A bench headed by Justice Arun Mishra ruled that even if such a candidate has seven-year previous experience as a lawyer, such a person will not be eligible to apply for the post of a district judge.

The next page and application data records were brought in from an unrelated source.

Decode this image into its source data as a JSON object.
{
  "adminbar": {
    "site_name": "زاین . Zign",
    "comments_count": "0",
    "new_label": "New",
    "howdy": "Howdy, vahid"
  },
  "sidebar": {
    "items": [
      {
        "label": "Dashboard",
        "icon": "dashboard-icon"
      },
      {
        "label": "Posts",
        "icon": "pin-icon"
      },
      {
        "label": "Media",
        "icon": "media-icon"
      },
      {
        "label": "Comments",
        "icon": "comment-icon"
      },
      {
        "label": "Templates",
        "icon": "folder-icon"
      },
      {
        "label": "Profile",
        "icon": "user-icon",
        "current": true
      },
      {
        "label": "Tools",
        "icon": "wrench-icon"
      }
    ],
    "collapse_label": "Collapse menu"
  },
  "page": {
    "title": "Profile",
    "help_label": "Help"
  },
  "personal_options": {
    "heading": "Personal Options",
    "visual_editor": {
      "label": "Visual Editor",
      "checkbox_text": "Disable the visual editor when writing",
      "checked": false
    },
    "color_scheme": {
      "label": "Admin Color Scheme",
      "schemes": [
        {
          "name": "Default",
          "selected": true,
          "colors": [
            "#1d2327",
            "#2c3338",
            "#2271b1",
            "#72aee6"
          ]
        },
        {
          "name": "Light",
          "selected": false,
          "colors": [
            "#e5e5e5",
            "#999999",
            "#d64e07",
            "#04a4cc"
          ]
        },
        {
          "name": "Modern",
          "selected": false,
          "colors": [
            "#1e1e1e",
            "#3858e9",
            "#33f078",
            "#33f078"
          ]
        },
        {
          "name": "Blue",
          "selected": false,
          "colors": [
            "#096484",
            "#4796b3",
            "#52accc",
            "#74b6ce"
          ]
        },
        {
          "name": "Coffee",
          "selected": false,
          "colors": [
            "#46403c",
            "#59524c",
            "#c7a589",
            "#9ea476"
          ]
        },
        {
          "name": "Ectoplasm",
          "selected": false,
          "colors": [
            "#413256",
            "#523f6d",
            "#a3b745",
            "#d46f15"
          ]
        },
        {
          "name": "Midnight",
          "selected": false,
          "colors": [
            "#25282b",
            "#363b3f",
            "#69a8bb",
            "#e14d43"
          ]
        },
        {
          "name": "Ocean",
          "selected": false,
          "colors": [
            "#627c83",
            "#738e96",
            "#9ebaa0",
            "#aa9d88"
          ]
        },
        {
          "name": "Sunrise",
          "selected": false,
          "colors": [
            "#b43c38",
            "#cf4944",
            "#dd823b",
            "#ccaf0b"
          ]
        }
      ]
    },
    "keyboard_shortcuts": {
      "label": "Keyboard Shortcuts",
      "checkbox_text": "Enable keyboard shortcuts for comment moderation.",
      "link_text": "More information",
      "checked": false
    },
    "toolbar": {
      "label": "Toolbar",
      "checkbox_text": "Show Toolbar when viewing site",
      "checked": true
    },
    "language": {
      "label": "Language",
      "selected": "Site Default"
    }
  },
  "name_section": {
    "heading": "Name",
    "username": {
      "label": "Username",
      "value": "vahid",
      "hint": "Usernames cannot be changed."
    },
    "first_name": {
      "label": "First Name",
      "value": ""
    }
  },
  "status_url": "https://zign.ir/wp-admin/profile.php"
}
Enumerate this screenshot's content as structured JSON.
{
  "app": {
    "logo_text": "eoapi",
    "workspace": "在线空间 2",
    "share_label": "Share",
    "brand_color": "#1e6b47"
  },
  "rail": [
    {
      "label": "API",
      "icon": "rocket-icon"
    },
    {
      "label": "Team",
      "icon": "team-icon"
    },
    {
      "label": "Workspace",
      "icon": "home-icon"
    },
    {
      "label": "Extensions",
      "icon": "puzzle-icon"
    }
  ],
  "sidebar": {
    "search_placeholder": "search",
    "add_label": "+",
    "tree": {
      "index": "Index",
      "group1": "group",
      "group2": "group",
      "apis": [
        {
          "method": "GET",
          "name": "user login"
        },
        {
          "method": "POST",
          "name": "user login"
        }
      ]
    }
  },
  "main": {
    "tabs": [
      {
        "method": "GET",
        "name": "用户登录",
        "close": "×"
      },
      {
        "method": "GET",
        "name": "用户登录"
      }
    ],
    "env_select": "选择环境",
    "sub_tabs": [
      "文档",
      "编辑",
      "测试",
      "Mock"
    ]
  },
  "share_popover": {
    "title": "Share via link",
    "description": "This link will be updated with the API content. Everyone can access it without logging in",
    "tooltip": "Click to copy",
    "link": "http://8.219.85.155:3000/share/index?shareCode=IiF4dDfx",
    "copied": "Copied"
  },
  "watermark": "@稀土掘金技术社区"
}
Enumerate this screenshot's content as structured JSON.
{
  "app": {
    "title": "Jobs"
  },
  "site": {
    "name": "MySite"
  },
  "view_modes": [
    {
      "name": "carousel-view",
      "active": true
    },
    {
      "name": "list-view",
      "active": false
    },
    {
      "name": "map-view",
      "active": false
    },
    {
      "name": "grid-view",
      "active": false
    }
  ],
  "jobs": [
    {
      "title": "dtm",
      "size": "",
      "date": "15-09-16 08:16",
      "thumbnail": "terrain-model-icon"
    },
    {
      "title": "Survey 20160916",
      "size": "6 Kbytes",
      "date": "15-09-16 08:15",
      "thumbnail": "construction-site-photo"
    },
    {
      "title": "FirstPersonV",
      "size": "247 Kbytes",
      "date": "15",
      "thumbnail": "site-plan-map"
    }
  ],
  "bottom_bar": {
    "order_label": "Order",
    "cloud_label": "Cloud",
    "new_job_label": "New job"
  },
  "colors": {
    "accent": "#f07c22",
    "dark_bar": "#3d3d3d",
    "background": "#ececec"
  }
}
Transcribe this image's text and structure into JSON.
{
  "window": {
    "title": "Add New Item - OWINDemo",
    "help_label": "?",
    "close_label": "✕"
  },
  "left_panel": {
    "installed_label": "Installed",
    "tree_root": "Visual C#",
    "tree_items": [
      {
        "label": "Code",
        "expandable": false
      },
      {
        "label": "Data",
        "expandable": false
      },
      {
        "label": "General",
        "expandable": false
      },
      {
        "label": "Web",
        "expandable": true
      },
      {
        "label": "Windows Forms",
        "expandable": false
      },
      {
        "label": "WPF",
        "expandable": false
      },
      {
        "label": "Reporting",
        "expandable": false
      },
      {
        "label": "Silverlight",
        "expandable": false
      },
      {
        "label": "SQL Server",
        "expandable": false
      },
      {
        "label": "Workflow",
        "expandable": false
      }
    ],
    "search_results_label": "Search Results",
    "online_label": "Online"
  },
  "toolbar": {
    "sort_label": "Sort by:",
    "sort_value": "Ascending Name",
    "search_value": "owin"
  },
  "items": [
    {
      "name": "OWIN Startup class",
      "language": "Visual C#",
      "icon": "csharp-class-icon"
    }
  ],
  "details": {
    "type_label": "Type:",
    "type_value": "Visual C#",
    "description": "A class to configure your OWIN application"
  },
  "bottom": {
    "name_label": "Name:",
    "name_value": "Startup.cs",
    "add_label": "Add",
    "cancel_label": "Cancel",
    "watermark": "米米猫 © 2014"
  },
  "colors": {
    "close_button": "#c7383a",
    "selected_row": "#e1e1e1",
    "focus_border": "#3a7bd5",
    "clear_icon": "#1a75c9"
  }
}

Such appointments under Article 233, the court held, will be limited exclusively to lawyers, who have seven years experience at the Bar. “…it is held that under Article 233, a judicial officer, regardless of her or his previous experience as an Advocate with seven years’ practice, cannot apply, and compete for appointment to any vacancy in the post of District Judge; her or his chance to occupy that post would be through promotion,” it held.

The ruling came on a batch of petitions filed by serving judicial officers, who had challenged the rules framed by different high courts precluding such candidates from applying for posts of district judges based on their previous experience as lawyers.

At the heart of the controversy was the interpretation of Article 233(2). The provision says, “A person not already in the service of the Union or of the State shall only be eligible to be appointed a district judge if he has been for not less than seven years an advocate or a pleader and is recommended by the High Court for an appointment.” The argument of the petitioners was that a person in judicial service with experience of 7 years as a lawyer before joining judicial service or with a experience of seven years as a lawyer and judicial officer can stake a claim under Article 233(2).

The court, however, turned down that argument and made it clear that for the purpose of Article 233(2), a candidate has to be continuing in law practice for not less than 7 years as on date of application and at the time of appointment as a district judge to be eligible for direct recruitment.